EXERCISE GOAL:
Please copy each line of the data that includes the string "Choose".

MATERIALS PROVIDED:
= Beginning of Section =

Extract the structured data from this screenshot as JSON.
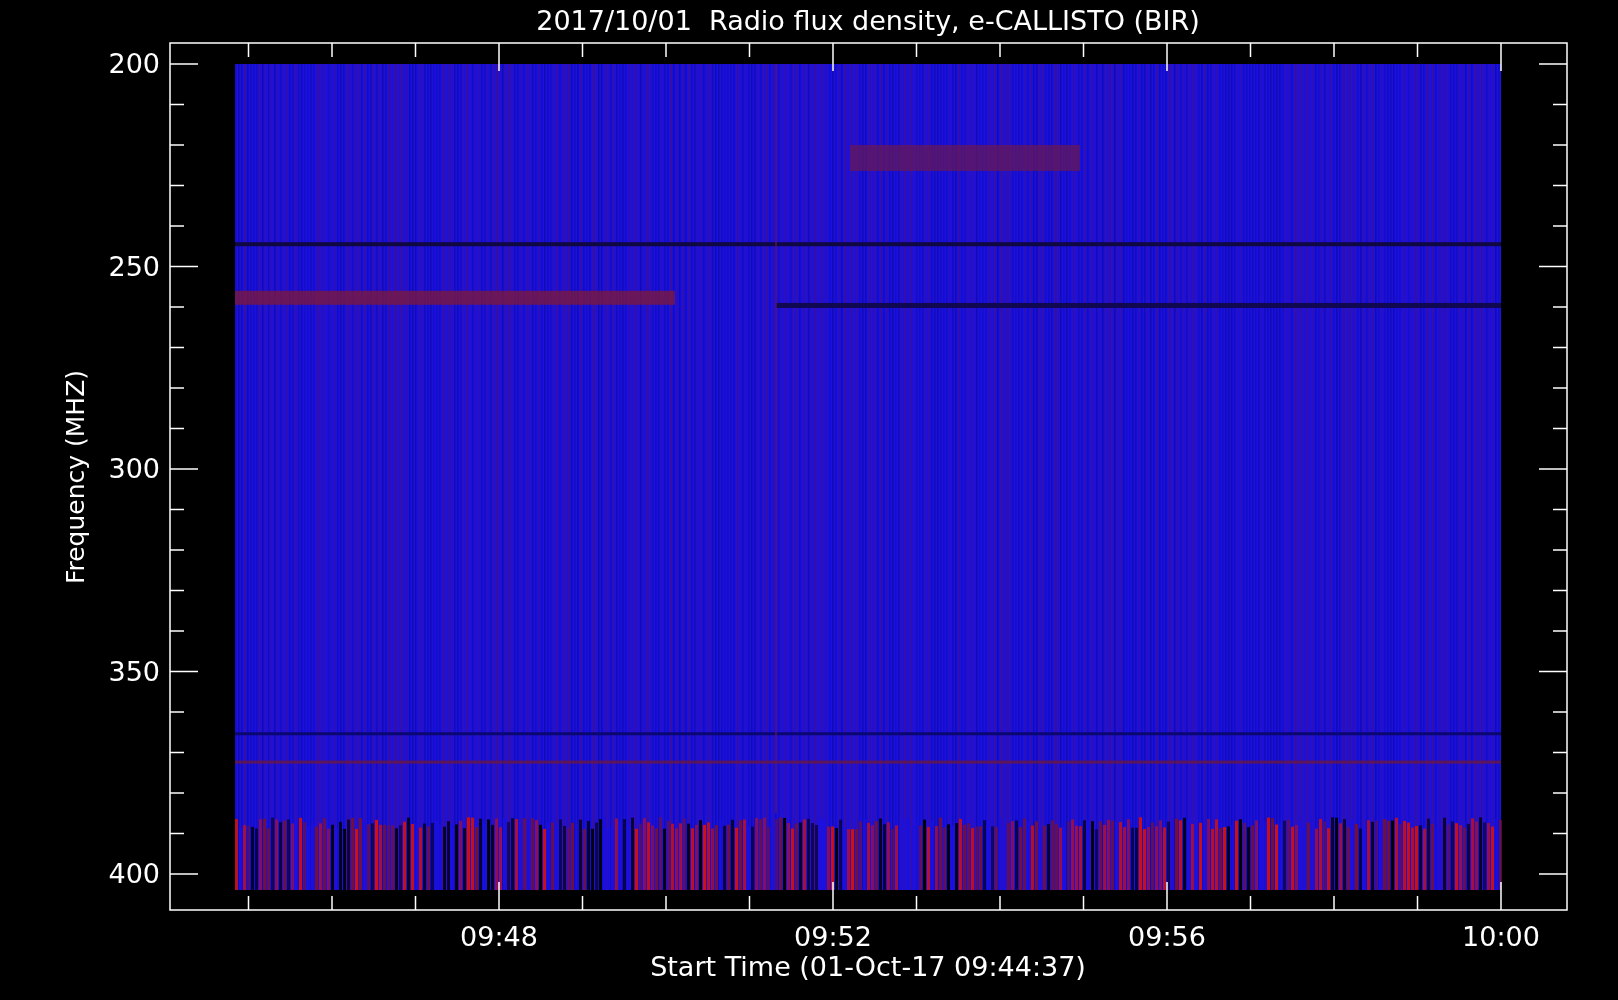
{
  "title": "2017/10/01  Radio flux density, e-CALLISTO (BIR)",
  "y_axis": {
    "label": "Frequency (MHZ)",
    "ticks": [
      "200",
      "250",
      "300",
      "350",
      "400"
    ]
  },
  "x_axis": {
    "label": "Start Time (01-Oct-17 09:44:37)",
    "ticks": [
      "09:48",
      "09:52",
      "09:56",
      "10:00"
    ]
  }
}
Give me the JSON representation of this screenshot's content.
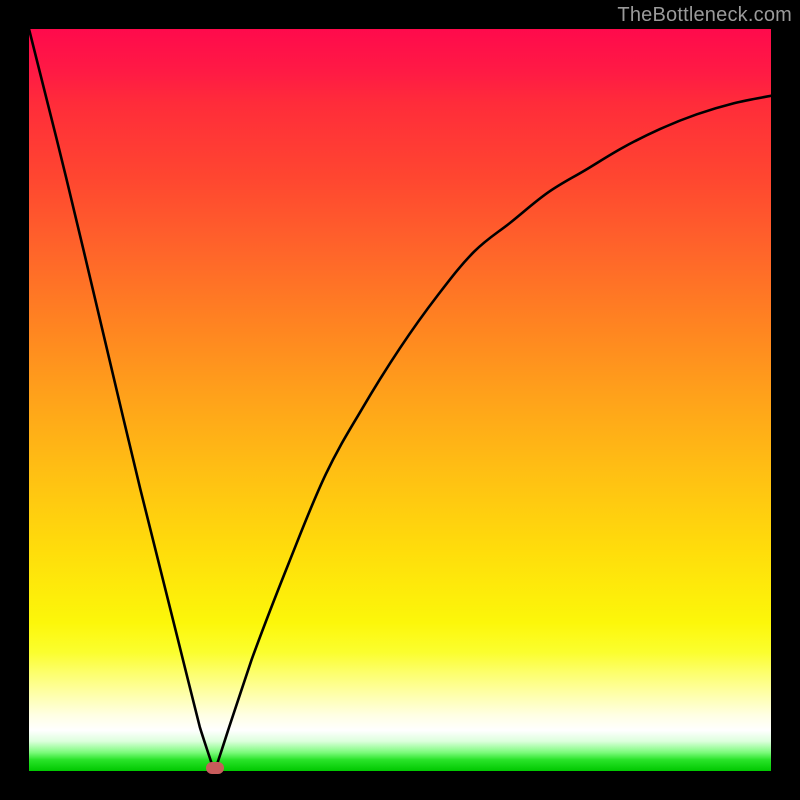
{
  "watermark": {
    "text": "TheBottleneck.com"
  },
  "colors": {
    "frame": "#000000",
    "curve": "#000000",
    "marker": "#c85c5c",
    "gradient_top": "#ff0a4c",
    "gradient_bottom": "#00c800"
  },
  "chart_data": {
    "type": "line",
    "title": "",
    "xlabel": "",
    "ylabel": "",
    "xlim": [
      0,
      100
    ],
    "ylim": [
      0,
      100
    ],
    "series": [
      {
        "name": "bottleneck-curve",
        "x": [
          0,
          5,
          10,
          15,
          20,
          23,
          25,
          27,
          30,
          35,
          40,
          45,
          50,
          55,
          60,
          65,
          70,
          75,
          80,
          85,
          90,
          95,
          100
        ],
        "values": [
          100,
          80,
          59,
          38,
          18,
          6,
          0,
          6,
          15,
          28,
          40,
          49,
          57,
          64,
          70,
          74,
          78,
          81,
          84,
          86.5,
          88.5,
          90,
          91
        ]
      }
    ],
    "marker": {
      "x": 25,
      "y": 0,
      "name": "optimal-point"
    },
    "background": {
      "type": "vertical-gradient",
      "stops": [
        {
          "pos": 0,
          "color": "#ff0a4c"
        },
        {
          "pos": 0.1,
          "color": "#ff2c3a"
        },
        {
          "pos": 0.3,
          "color": "#ff652a"
        },
        {
          "pos": 0.5,
          "color": "#ffa31a"
        },
        {
          "pos": 0.7,
          "color": "#ffdc0b"
        },
        {
          "pos": 0.84,
          "color": "#fbfe2e"
        },
        {
          "pos": 0.9,
          "color": "#feffb1"
        },
        {
          "pos": 0.945,
          "color": "#ffffff"
        },
        {
          "pos": 0.975,
          "color": "#7cfb7c"
        },
        {
          "pos": 1.0,
          "color": "#00c800"
        }
      ]
    }
  }
}
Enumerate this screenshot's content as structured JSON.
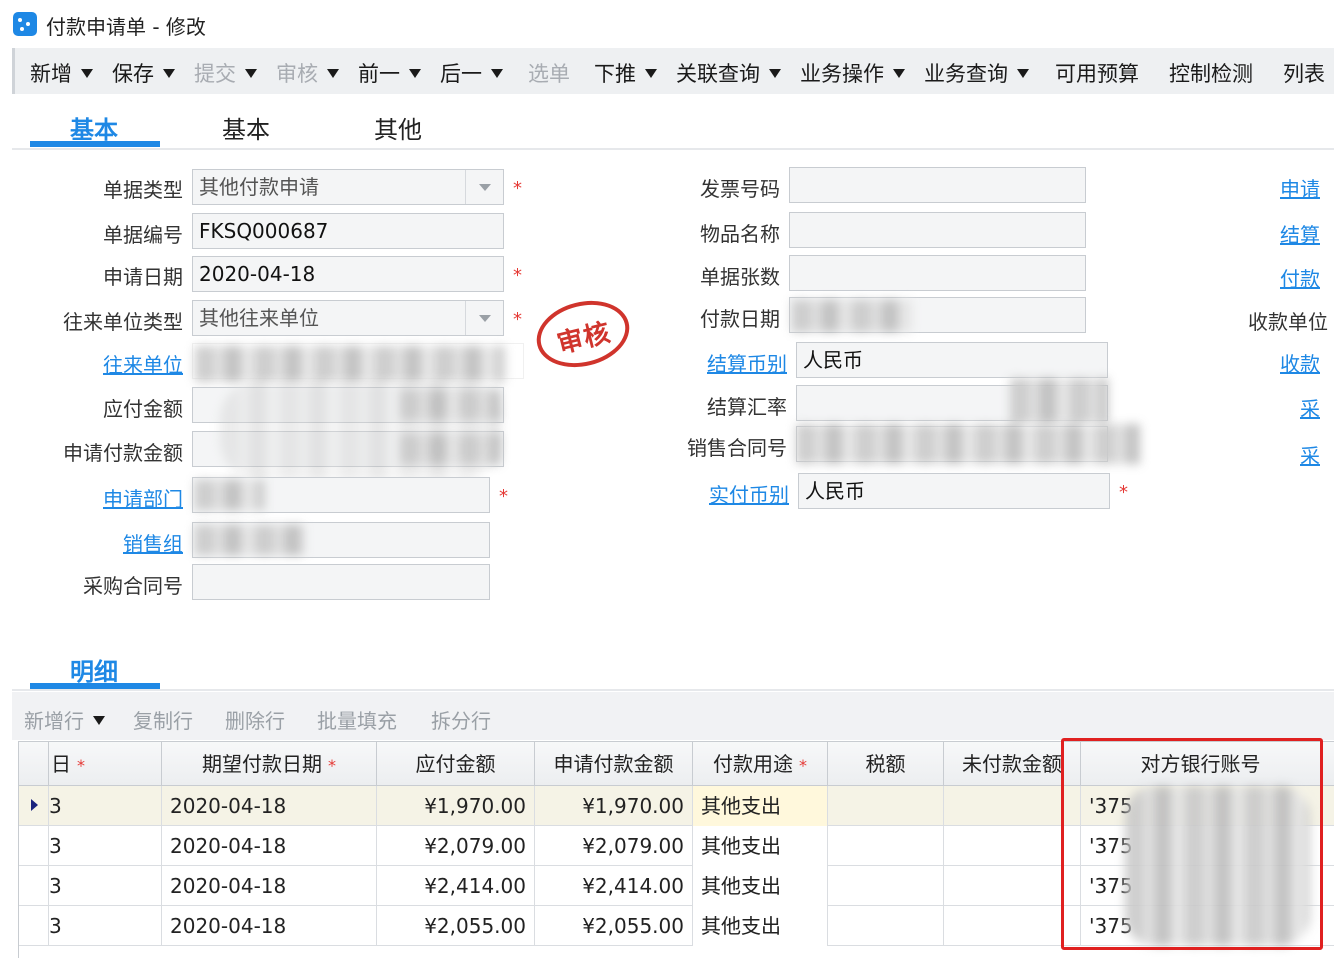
{
  "window": {
    "title": "付款申请单 - 修改"
  },
  "toolbar": {
    "new": "新增",
    "save": "保存",
    "submit": "提交",
    "audit": "审核",
    "prev": "前一",
    "next": "后一",
    "select_bill": "选单",
    "push_down": "下推",
    "related_query": "关联查询",
    "biz_operation": "业务操作",
    "biz_query": "业务查询",
    "available_budget": "可用预算",
    "control_check": "控制检测",
    "list": "列表"
  },
  "tabs": [
    "基本",
    "基本",
    "其他"
  ],
  "form": {
    "bill_type": {
      "label": "单据类型",
      "value": "其他付款申请"
    },
    "bill_no": {
      "label": "单据编号",
      "value": "FKSQ000687"
    },
    "apply_date": {
      "label": "申请日期",
      "value": "2020-04-18"
    },
    "partner_type": {
      "label": "往来单位类型",
      "value": "其他往来单位"
    },
    "partner": {
      "label": "往来单位"
    },
    "payable_amount": {
      "label": "应付金额"
    },
    "apply_pay_amount": {
      "label": "申请付款金额"
    },
    "apply_dept": {
      "label": "申请部门"
    },
    "sales_group": {
      "label": "销售组"
    },
    "purchase_contract": {
      "label": "采购合同号"
    },
    "invoice_no": {
      "label": "发票号码"
    },
    "item_name": {
      "label": "物品名称"
    },
    "bill_count": {
      "label": "单据张数"
    },
    "pay_date": {
      "label": "付款日期"
    },
    "settle_currency": {
      "label": "结算币别",
      "value": "人民币"
    },
    "settle_rate": {
      "label": "结算汇率"
    },
    "sales_contract": {
      "label": "销售合同号"
    },
    "actual_currency": {
      "label": "实付币别",
      "value": "人民币"
    },
    "required_mark": "*"
  },
  "right_links": [
    "申请",
    "结算",
    "付款",
    "收款单位",
    "收款",
    "采",
    "采"
  ],
  "stamp": {
    "text": "审核",
    "color": "#d0342c"
  },
  "detail": {
    "title": "明细",
    "toolbar": [
      "新增行",
      "复制行",
      "删除行",
      "批量填充",
      "拆分行"
    ],
    "columns": [
      "日",
      "期望付款日期",
      "应付金额",
      "申请付款金额",
      "付款用途",
      "税额",
      "未付款金额",
      "对方银行账号"
    ],
    "required_mark": "*",
    "rows": [
      {
        "day": "3",
        "date": "2020-04-18",
        "payable": "¥1,970.00",
        "apply": "¥1,970.00",
        "purpose": "其他支出",
        "account": "'375"
      },
      {
        "day": "3",
        "date": "2020-04-18",
        "payable": "¥2,079.00",
        "apply": "¥2,079.00",
        "purpose": "其他支出",
        "account": "'375"
      },
      {
        "day": "3",
        "date": "2020-04-18",
        "payable": "¥2,414.00",
        "apply": "¥2,414.00",
        "purpose": "其他支出",
        "account": "'375"
      },
      {
        "day": "3",
        "date": "2020-04-18",
        "payable": "¥2,055.00",
        "apply": "¥2,055.00",
        "purpose": "其他支出",
        "account": "'375"
      }
    ]
  },
  "colors": {
    "accent": "#1e88e5",
    "required": "#e53935",
    "highlight": "#e02020"
  }
}
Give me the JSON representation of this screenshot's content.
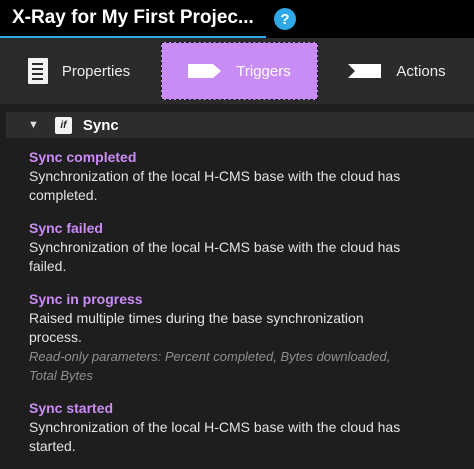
{
  "header": {
    "title": "X-Ray for My First Projec...",
    "help_label": "?",
    "accent_color": "#2ea8e6"
  },
  "tabs": [
    {
      "label": "Properties",
      "icon": "document-icon",
      "selected": false
    },
    {
      "label": "Triggers",
      "icon": "tag-icon",
      "selected": true
    },
    {
      "label": "Actions",
      "icon": "tag-icon",
      "selected": false
    }
  ],
  "selected_color": "#c98cf5",
  "section": {
    "title": "Sync",
    "icon_text": "if",
    "expanded": true,
    "icon": "chevron-down-icon"
  },
  "items": [
    {
      "title": "Sync completed",
      "desc_lines": [
        "Synchronization of the local H-CMS base with the cloud has",
        "completed."
      ]
    },
    {
      "title": "Sync failed",
      "desc_lines": [
        "Synchronization of the local H-CMS base with the cloud has",
        "failed."
      ]
    },
    {
      "title": "Sync in progress",
      "desc_lines": [
        "Raised multiple times during the base synchronization",
        "process."
      ],
      "note_lines": [
        "Read-only parameters: Percent completed, Bytes downloaded,",
        "Total Bytes"
      ]
    },
    {
      "title": "Sync started",
      "desc_lines": [
        "Synchronization of the local H-CMS base with the cloud has",
        "started."
      ]
    }
  ]
}
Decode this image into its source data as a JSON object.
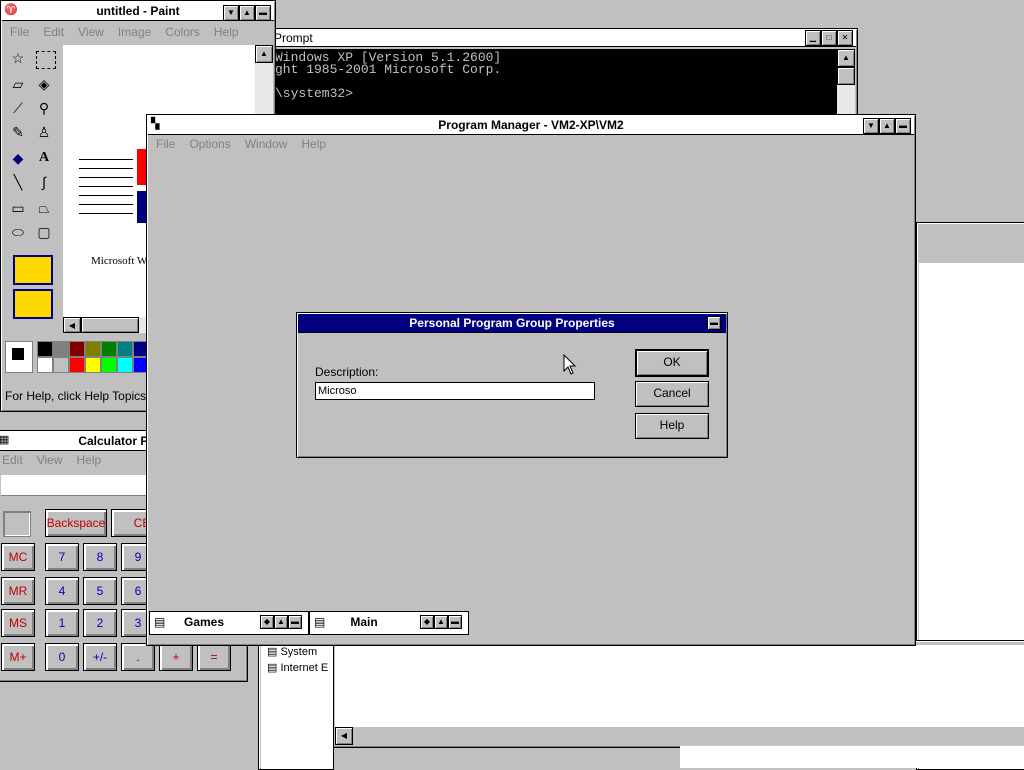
{
  "paint": {
    "title": "untitled - Paint",
    "menu": [
      "File",
      "Edit",
      "View",
      "Image",
      "Colors",
      "Help"
    ],
    "status": "For Help, click Help Topics",
    "canvas_text": "Microsoft Wo",
    "palette": [
      "#000000",
      "#808080",
      "#800000",
      "#808000",
      "#008000",
      "#008080",
      "#000080",
      "#ffffff",
      "#c0c0c0",
      "#ff0000",
      "#ffff00",
      "#00ff00",
      "#00ffff",
      "#0000ff"
    ]
  },
  "cmd": {
    "title": "Prompt",
    "lines": [
      "Windows XP [Version 5.1.2600]",
      "ght 1985-2001 Microsoft Corp.",
      "",
      "\\system32>"
    ]
  },
  "calculator": {
    "title": "Calculator Plus",
    "menu": [
      "Edit",
      "View",
      "Help"
    ],
    "buttons": {
      "backspace": "Backspace",
      "ce": "CE",
      "mc": "MC",
      "mr": "MR",
      "ms": "MS",
      "mplus": "M+",
      "n7": "7",
      "n8": "8",
      "n9": "9",
      "n4": "4",
      "n5": "5",
      "n6": "6",
      "n1": "1",
      "n2": "2",
      "n3": "3",
      "n0": "0",
      "plusminus": "+/-",
      "dot": ".",
      "plus": "+",
      "equals": "="
    }
  },
  "explorer": {
    "items": [
      "System",
      "Internet E"
    ]
  },
  "progman": {
    "title": "Program Manager - VM2-XP\\VM2",
    "menu": [
      "File",
      "Options",
      "Window",
      "Help"
    ],
    "groups": [
      "Games",
      "Main"
    ]
  },
  "dialog": {
    "title": "Personal Program Group Properties",
    "description_label": "Description:",
    "description_value": "Microso",
    "ok": "OK",
    "cancel": "Cancel",
    "help": "Help"
  }
}
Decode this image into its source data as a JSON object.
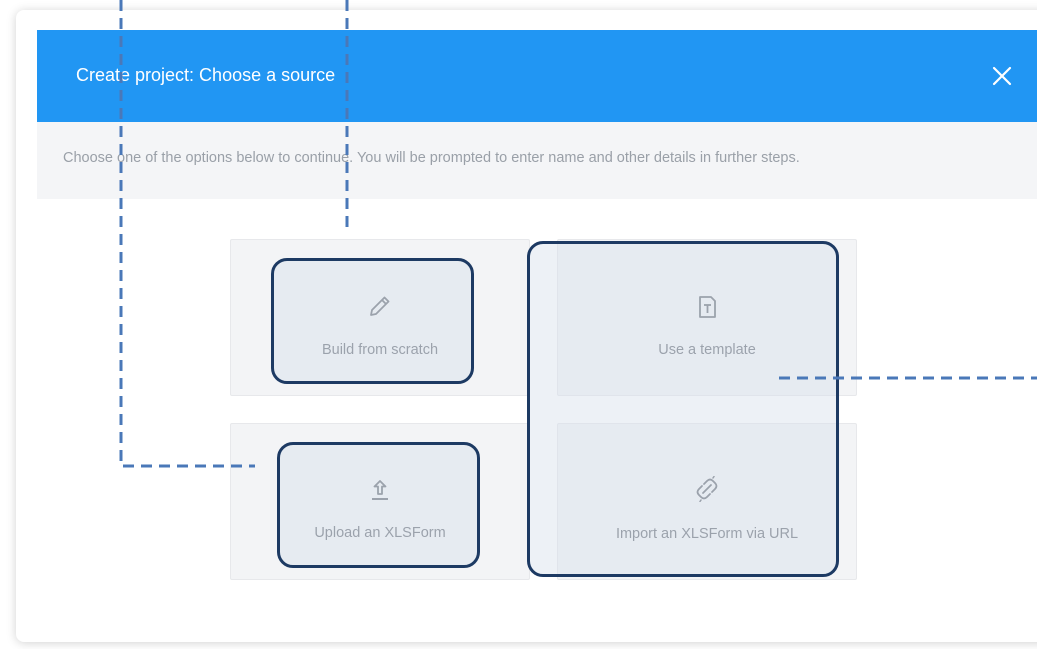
{
  "modal": {
    "title": "Create project: Choose a source",
    "description": "Choose one of the options below to continue. You will be prompted to enter name and other details in further steps.",
    "close_icon": "close-icon"
  },
  "options": [
    {
      "label": "Build from scratch",
      "icon": "pencil-icon"
    },
    {
      "label": "Use a template",
      "icon": "template-icon"
    },
    {
      "label": "Upload an XLSForm",
      "icon": "upload-icon"
    },
    {
      "label": "Import an XLSForm via URL",
      "icon": "link-icon"
    }
  ],
  "colors": {
    "header": "#2196f3",
    "highlight_border": "#1d3a63",
    "annotation_line": "#4a78b8"
  }
}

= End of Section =

ANSWER SPACE:
    "title": "Create project: Choose a source",
    "description": "Choose one of the options below to continue. You will be prompted to enter name and other details in further steps.",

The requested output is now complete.